*Task prompt*. Would you please repeat the data exactly as given?

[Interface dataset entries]
======

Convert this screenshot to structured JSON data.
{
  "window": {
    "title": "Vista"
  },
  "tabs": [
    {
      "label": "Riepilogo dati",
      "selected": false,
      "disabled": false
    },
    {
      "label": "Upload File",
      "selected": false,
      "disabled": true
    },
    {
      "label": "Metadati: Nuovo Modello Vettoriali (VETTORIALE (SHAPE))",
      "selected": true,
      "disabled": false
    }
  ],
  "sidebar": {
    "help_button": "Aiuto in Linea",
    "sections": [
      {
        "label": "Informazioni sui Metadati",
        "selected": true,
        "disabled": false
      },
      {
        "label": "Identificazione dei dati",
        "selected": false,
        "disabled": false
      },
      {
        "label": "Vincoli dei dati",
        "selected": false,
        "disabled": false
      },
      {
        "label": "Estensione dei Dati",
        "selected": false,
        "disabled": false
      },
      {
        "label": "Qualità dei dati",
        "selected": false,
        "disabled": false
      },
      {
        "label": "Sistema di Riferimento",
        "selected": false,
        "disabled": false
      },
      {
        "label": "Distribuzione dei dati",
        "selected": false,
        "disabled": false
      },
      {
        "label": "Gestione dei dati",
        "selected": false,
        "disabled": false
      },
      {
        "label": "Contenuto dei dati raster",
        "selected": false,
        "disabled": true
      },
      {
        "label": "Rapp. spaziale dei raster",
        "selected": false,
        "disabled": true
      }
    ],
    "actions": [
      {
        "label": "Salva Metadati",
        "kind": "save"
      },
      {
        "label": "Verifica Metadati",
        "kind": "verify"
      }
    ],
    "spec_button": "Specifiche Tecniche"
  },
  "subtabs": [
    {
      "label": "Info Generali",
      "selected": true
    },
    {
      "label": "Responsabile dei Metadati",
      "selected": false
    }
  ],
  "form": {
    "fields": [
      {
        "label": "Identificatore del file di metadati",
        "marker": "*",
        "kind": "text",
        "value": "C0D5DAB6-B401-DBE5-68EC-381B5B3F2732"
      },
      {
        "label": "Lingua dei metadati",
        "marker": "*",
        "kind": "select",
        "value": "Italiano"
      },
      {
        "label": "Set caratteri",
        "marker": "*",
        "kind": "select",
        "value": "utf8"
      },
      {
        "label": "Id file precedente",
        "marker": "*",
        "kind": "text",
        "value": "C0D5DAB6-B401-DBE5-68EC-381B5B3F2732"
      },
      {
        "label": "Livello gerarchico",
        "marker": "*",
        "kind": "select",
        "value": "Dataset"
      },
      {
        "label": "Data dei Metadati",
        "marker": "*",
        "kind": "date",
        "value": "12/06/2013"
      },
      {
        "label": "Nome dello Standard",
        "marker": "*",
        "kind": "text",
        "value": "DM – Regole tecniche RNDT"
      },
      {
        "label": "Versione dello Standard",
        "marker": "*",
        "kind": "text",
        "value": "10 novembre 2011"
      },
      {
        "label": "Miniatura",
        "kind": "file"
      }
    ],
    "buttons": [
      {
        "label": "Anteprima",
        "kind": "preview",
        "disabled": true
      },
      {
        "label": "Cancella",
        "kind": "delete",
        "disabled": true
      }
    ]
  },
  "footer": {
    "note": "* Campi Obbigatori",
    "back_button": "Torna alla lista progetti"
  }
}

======

*Written response*.
Convert this screenshot to structured JSON data.
{
  "window": {
    "title": "Vista"
  },
  "tabs": [
    {
      "label": "Riepilogo dati",
      "selected": false,
      "disabled": false
    },
    {
      "label": "Upload File",
      "selected": false,
      "disabled": true
    },
    {
      "label": "Metadati: Nuovo Modello Vettoriali (VETTORIALE (SHAPE))",
      "selected": true,
      "disabled": false
    }
  ],
  "sidebar": {
    "help_button": "Aiuto in Linea",
    "sections": [
      {
        "label": "Informazioni sui Metadati",
        "selected": true,
        "disabled": false
      },
      {
        "label": "Identificazione dei dati",
        "selected": false,
        "disabled": false
      },
      {
        "label": "Vincoli dei dati",
        "selected": false,
        "disabled": false
      },
      {
        "label": "Estensione dei Dati",
        "selected": false,
        "disabled": false
      },
      {
        "label": "Qualità dei dati",
        "selected": false,
        "disabled": false
      },
      {
        "label": "Sistema di Riferimento",
        "selected": false,
        "disabled": false
      },
      {
        "label": "Distribuzione dei dati",
        "selected": false,
        "disabled": false
      },
      {
        "label": "Gestione dei dati",
        "selected": false,
        "disabled": false
      },
      {
        "label": "Contenuto dei dati raster",
        "selected": false,
        "disabled": true
      },
      {
        "label": "Rapp. spaziale dei raster",
        "selected": false,
        "disabled": true
      }
    ],
    "actions": [
      {
        "label": "Salva Metadati",
        "kind": "save"
      },
      {
        "label": "Verifica Metadati",
        "kind": "verify"
      }
    ],
    "spec_button": "Specifiche Tecniche"
  },
  "subtabs": [
    {
      "label": "Info Generali",
      "selected": true
    },
    {
      "label": "Responsabile dei Metadati",
      "selected": false
    }
  ],
  "form": {
    "fields": [
      {
        "label": "Identificatore del file di metadati",
        "marker": "*",
        "kind": "text",
        "value": "C0D5DAB6-B401-DBE5-68EC-381B5B3F2732"
      },
      {
        "label": "Lingua dei metadati",
        "marker": "*",
        "kind": "select",
        "value": "Italiano"
      },
      {
        "label": "Set caratteri",
        "marker": "*",
        "kind": "select",
        "value": "utf8"
      },
      {
        "label": "Id file precedente",
        "marker": "*",
        "kind": "text",
        "value": "C0D5DAB6-B401-DBE5-68EC-381B5B3F2732"
      },
      {
        "label": "Livello gerarchico",
        "marker": "*",
        "kind": "select",
        "value": "Dataset"
      },
      {
        "label": "Data dei Metadati",
        "marker": "*",
        "kind": "date",
        "value": "12/06/2013"
      },
      {
        "label": "Nome dello Standard",
        "marker": "*",
        "kind": "text",
        "value": "DM – Regole tecniche RNDT"
      },
      {
        "label": "Versione dello Standard",
        "marker": "*",
        "kind": "text",
        "value": "10 novembre 2011"
      },
      {
        "label": "Miniatura",
        "kind": "file"
      }
    ],
    "buttons": [
      {
        "label": "Anteprima",
        "kind": "preview",
        "disabled": true
      },
      {
        "label": "Cancella",
        "kind": "delete",
        "disabled": true
      }
    ]
  },
  "footer": {
    "note": "* Campi Obbigatori",
    "back_button": "Torna alla lista progetti"
  }
}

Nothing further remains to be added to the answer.